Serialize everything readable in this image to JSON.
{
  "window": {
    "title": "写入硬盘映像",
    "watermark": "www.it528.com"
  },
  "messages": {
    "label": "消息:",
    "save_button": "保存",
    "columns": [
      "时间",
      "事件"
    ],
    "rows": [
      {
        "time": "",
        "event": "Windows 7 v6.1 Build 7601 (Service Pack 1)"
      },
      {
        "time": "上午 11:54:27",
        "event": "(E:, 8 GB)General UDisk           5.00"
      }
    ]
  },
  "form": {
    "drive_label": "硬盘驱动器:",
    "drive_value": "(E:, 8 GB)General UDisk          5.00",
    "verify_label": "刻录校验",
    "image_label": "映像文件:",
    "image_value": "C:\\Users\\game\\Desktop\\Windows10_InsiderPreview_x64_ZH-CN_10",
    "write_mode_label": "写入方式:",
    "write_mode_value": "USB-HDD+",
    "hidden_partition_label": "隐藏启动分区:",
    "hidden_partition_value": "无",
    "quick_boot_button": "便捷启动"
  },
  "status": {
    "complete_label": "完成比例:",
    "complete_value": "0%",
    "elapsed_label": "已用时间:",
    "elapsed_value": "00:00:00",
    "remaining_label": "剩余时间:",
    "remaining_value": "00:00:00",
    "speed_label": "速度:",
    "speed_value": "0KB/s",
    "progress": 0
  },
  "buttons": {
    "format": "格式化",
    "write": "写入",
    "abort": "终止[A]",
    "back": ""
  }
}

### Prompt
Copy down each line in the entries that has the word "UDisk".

### Output for this task
        "event": "(E:, 8 GB)General UDisk           5.00"
    "drive_value": "(E:, 8 GB)General UDisk          5.00",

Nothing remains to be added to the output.